October 8, 2007
The transition region from Saturn's moon Iapetus' dark leading hemisphere to its bright trailing hemisphere is a complicated patchwork of craters and highlands, with low elevations filled in by dark material.
An explanation of the pattern visible here might be key to a full understanding of the bright/dark dichotomy on Iapetus, 1,468 kilometers (912 miles) across.
The view is centered on the equator and covers an area 711 kilometers wide by 417 kilometers tall (442 by 259 miles).
The giant equatorial ridge visible on the dark leading hemisphere is not present anymore in this region. Instead, large, isolated mountains more than 10 kilometers (6 miles) tall are spread along the equator. These mountains show bright western flanks, while the surrounding lowlands are generally dark.
The bright mountains at center right, surrounded by dark terrain, are also visible in the stereo view Towering Peaks of Iapetus. The region of Iapetus seen in this mosaic is also visible in the color full-disk mosaic The Other Side of Iapetus.
The mosaic is an orthographic projection consisting of 21 image footprints across the surface of Iapetus. The view is centered on terrain near 0.1 degree north latitude, 199 degrees west longitude, in the quadrant of Iapetus that faces away from Saturn. Image scale is approximately 83 meters (272 feet) per pixel. An orthographic view is most like the view seen by a distant observer looking through a telescope.
The clear spectral filter images in this mosaic were obtained with the Cassini spacecraft narrow- angle camera on Sept. 10, 2007, at distances ranging from 13,857 to 21,846 kilometers (8,610 to 13,574 miles) from Iapetus.
The Cassini-Huygens mission is a cooperative project of NASA, the European Space Agency and the Italian Space Agency.
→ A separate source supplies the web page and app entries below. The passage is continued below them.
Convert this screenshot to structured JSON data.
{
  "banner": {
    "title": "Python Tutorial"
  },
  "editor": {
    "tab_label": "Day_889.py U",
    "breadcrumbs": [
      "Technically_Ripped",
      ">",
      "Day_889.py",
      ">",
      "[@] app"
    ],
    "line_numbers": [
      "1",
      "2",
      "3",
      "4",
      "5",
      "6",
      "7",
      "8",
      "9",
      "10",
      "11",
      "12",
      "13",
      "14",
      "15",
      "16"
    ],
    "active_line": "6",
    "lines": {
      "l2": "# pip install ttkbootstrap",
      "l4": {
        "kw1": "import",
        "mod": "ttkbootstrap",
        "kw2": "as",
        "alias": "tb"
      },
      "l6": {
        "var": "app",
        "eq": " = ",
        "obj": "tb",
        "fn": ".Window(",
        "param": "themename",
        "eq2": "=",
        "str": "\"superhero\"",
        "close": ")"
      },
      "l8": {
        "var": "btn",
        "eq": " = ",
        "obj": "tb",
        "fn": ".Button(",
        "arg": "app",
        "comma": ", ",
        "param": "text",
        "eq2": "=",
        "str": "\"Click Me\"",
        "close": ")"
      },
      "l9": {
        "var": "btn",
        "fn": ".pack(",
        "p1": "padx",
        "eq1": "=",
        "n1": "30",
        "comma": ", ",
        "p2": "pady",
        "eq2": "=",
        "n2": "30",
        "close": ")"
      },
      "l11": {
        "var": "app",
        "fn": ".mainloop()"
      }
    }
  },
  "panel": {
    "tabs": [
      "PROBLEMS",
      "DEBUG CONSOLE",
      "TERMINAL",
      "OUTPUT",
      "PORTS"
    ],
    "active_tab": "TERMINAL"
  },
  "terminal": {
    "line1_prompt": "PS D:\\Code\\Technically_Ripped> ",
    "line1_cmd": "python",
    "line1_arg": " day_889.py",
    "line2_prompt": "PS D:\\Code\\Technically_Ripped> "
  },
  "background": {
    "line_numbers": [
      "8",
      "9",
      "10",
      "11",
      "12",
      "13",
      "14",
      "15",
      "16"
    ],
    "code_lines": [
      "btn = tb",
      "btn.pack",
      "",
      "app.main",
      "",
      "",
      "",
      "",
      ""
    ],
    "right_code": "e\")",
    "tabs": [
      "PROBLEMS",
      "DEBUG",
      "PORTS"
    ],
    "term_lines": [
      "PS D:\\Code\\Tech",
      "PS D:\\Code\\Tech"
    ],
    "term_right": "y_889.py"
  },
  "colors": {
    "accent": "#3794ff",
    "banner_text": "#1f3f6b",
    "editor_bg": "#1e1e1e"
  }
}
The Jet Propulsion Laboratory, a division of the California Institute of Technology in Pasadena, manages the mission for NASA's Science Mission Directorate, Washington, D.C. The Cassini orbiter and its two onboard cameras were designed, developed and assembled at JPL. The imaging operations center is based at the Space Science Institute in Boulder, Colo.
Credit: NASA/JPL/Space Science Institute